In June of 2007, the Belgian Court of First Instance ordered Scarlet, a Belgian Internet Service Provider, to use filtering technology to purge their network of copyright infringement content. At first the Belgian court was hesitant to enforce the ruling by penalizing the ISP without an indication that there was a practical way to prevent the infringement.
The court appointed an expert who promptly filed a report stating that there were eleven technologically feasible implementations that could put a stop to sharing copyrighted content without authorization. The court concluded that ISPs had an obligation to monitor their network content and suggested that Scarlet terminate the accounts of those who choose to pursue illegal activities including copyright infringement. What makes this ruling so critical is that it no longer accepts an ISP user’s privacy as a reasonable defense, as is accepted in the United States, and holds the ISP responsible, rather than the user. The Belgian Court was cautious in differentiating between filtering and conducting any sort of surveillance, which would violate EU law.
The Swedish government responded soon after with a proposition to change the law so that ISPs would be forced to terminate the accounts of users who repeatedly violate copyright infringement laws. If the proposition is passed, copyright holders will be able to enforce this action in court. The proposal, not unlike a recent similar proposal from the UK Government, has met a great deal of resistance from Swedish ISPs who claim that they are not responsible for what users do and consider monitoring as a type of privacy violation. Proponents of the proposal contend that the increasing illegal file sharing in Sweden has drastically reduced consumers’ expenditures on music-selling sites and decreased investors’ eagerness to enter the music market. Currently the Swedish Consumer Protection Act (SCPA) does not apply to digital sales. An amendment or addendum is essential to protect both consumers and copyright holders as the digital domain grows.

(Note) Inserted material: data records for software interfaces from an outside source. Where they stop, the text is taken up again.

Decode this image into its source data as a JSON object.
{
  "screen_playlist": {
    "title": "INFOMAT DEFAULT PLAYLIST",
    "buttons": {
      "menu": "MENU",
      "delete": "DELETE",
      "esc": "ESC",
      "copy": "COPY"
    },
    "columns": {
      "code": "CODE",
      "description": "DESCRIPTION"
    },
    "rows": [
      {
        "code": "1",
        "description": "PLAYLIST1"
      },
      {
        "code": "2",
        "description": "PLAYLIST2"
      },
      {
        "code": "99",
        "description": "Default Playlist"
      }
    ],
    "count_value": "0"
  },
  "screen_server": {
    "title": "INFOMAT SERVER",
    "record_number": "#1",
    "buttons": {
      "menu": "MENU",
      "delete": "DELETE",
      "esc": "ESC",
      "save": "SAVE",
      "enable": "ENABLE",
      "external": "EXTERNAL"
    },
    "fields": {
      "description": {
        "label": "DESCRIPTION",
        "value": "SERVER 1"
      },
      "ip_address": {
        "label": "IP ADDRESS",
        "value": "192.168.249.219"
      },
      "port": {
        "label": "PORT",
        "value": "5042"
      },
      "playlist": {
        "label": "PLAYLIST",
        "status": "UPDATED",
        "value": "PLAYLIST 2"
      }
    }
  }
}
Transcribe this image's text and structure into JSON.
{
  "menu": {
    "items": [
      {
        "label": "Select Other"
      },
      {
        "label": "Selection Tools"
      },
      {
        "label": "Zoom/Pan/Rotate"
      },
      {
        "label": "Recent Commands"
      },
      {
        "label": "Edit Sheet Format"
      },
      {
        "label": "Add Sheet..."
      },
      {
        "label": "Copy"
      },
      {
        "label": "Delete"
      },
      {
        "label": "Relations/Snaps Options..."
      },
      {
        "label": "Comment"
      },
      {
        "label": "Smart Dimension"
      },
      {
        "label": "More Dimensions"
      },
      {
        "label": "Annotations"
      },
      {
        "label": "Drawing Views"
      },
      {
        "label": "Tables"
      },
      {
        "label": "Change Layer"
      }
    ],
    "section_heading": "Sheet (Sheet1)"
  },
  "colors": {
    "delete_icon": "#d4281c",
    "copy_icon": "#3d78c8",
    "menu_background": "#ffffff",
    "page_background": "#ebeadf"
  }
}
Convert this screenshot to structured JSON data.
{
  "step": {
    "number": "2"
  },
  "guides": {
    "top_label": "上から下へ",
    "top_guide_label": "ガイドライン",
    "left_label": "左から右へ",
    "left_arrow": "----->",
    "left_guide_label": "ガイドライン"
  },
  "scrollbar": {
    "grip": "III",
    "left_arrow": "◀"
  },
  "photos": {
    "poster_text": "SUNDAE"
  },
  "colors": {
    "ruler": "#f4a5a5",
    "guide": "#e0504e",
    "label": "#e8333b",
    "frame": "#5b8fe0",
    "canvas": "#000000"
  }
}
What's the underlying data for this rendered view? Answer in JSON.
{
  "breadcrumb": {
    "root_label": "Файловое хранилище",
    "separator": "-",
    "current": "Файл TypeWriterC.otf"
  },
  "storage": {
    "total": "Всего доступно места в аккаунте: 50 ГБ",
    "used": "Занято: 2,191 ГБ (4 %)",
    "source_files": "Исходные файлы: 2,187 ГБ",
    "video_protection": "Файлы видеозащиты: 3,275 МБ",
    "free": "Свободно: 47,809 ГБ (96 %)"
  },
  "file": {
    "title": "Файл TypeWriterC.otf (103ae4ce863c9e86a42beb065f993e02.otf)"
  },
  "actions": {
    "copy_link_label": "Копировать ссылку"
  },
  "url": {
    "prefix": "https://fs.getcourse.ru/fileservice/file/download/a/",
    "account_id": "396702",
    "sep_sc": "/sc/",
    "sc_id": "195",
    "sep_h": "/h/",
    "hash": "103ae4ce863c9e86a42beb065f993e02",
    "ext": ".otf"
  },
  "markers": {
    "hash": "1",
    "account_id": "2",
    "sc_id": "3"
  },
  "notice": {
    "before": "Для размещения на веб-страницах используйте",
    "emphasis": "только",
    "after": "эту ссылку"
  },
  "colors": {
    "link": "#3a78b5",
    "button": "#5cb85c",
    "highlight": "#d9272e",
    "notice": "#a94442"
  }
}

A similar position was taken by the French Government as well who set up the Olivennes Commission to battle illegal file sharing. The commission suggested that a policing system be put in place where authorities would impersonate file sharers and expose ISP accounts involved in copyright infringement. Warning messages would be sent to ISP users, but then if the users persisted to participate in illegal file sharing their accounts would be terminated and/or they would be subject to penalties.
Member by member, the EU states are tightening the reigns on copyright infringers and increasingly pressuring ISPs to take action. Many proposals have yet to be finalized but progress has been made. Time will measure the effectiveness of these changes.
by Gian Marco Fanelli